As part of our 40th anniversary issue in September, BEEF editors want to recognize those, living or deceased, who made the most significant contributions to the U.S. beef industry over the past 40 years, and we want readers to help. Using nominations by readers and final selections by an independent panel of judges, the “BEEF Top 40” will recognize the folks — professional or volunteer — who most contributed to the dynamic beef industry of today.

Go to www.beef-mag.com to access a form you can submit electronically, or print out and mail to BEEF Top 40, 7900 International Dr., Suite 300, Minneapolis, MN 55425. The deadline is July 1.


Make your reservations for the Kansas State University (KSU) BEEF ID Academy. The second of four, comprehensive seminars on electronic animal identification (ID) and traceback is set for June 14-15 at the KSU ID Beef Facility in Manhattan. Other KSU BEEF ID Academy sessions will be held July 19-20 and Aug. 2-3. Find out more about the curriculum, sponsors and registration at www.beefacademy.com.


Mesquite Organic Beef LLC, the nation's only large-scale producer of USDA-certified-organic grass-fed beef, is seeking ranchers to join its network. For more information, call 888/480-BEEF, or visit www.mesquiteorganicbeef.com.

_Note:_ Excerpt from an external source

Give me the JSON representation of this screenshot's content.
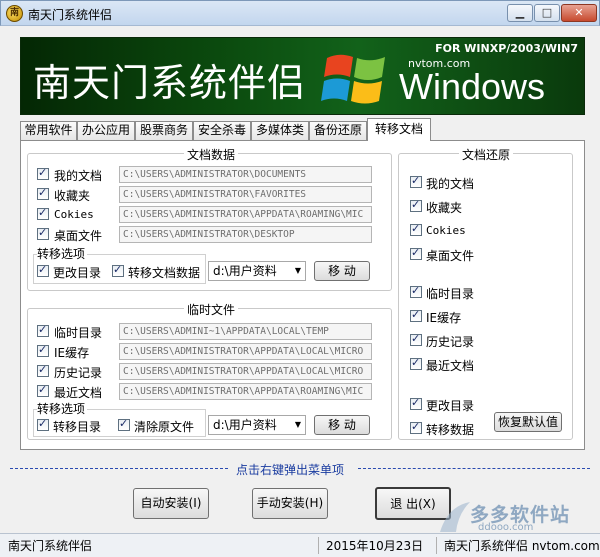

Judge tosses out Pickett v. IBP jury verdict. The Feb. 17 jury verdict in Pickett v. IBP that recommended Tyson Fresh Meats pay $1.28 billion in damages to plaintiffs disadvantaged by captive supply was overturned by U.S. Senior District Judge Lyle Strom. Strom agreed with a Tyson motion that plaintiffs hadn't proved their contention that the world's largest packer was illegally manipulating prices. Plaintiffs said they plan to appeal the ruling.


Applied Reproductive Strategies In Beef Cattle Symposium is Sept. 1-2. Set for the Sandhills Convention Center in North Platte, NE, the meeting is sponsored by the North Central Region Bovine Reproduction Task Force and Extension services from multiple states. Contact Rick Funston at 308/532-3611, Ext. 140, or e-mail [email protected] for more information or to register.


“BVD Wildfire” is the latest fact sheet available for free download at www.beefstockerusa.org. The fact sheet covers symptoms of bovine viral diarrhea (BVD) as well as confirmation, prevention strategies and managing the potential for further infection, particularly in dealing with, and minimizing, persistently infected calves.


For the second consecutive year, the “Beef. It's What's For Dinner®” checkoff campaign has won an EFFIE, one of the advertising industry's most coveted national awards. The award is presented annually by the New York American Marketing Association in recognition of the year's most effective advertising campaigns. Other winners include Pepsi, IBM and Kellogg.


Online coverage of last month's Beef Improvement Federation annual meeting is available at www.bifcon ference.com. The coverage is courtesy of Angus Productions Inc., with sponsorship by Boehringer Ingelheim Vetmedica, Inc. Included are releases and articles on cow herd efficiency, DNA fingerprinting, new technologies and genetic prediction.